[THE RECORDS]:
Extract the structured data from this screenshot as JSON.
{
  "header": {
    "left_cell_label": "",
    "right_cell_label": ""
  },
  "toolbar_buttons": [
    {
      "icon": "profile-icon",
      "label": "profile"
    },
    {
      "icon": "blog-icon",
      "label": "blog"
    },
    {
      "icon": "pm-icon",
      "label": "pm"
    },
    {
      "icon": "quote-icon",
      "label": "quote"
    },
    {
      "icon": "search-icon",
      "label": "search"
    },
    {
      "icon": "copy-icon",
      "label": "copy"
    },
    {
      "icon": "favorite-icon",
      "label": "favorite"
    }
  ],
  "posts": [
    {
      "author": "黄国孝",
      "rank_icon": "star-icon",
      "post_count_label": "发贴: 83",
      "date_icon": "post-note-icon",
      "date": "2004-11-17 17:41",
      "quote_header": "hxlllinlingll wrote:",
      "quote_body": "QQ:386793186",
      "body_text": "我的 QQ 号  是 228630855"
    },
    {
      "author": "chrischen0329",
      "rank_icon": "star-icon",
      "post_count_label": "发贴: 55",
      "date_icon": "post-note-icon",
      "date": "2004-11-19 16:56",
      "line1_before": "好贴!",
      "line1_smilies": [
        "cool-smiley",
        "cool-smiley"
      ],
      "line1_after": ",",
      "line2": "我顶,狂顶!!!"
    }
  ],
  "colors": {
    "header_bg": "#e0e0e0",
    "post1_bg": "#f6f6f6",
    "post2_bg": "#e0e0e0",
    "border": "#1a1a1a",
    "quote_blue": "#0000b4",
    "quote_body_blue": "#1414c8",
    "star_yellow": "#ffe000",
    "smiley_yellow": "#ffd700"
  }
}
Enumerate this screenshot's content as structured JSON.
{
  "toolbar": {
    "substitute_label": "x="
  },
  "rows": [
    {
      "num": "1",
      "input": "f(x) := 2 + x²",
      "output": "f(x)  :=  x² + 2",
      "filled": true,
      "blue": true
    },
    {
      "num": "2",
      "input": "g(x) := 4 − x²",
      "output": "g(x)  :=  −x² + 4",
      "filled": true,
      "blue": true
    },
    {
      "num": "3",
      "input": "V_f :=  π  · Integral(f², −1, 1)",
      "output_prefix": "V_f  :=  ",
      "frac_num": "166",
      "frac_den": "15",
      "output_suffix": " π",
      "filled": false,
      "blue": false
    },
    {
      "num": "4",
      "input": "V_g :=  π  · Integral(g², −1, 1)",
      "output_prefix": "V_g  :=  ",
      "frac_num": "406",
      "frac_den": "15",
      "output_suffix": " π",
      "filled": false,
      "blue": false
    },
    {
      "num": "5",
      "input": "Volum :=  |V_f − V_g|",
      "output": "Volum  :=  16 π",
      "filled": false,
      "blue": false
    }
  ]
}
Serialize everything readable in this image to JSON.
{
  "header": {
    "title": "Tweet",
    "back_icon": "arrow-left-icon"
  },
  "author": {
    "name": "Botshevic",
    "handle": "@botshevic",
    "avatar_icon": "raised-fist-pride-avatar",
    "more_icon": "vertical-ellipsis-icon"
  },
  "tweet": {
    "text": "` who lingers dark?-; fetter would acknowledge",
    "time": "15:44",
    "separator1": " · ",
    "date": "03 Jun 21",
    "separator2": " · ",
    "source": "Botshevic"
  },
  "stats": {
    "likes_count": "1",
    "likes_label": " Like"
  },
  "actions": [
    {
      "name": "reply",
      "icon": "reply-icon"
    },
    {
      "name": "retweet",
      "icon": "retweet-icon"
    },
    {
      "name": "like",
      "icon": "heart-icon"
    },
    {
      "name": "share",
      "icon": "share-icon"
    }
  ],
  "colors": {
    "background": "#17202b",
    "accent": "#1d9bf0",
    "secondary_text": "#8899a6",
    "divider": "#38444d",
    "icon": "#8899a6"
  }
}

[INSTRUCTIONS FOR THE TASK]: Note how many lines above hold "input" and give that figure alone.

[ANSWER TO THIS EXERCISE]: 5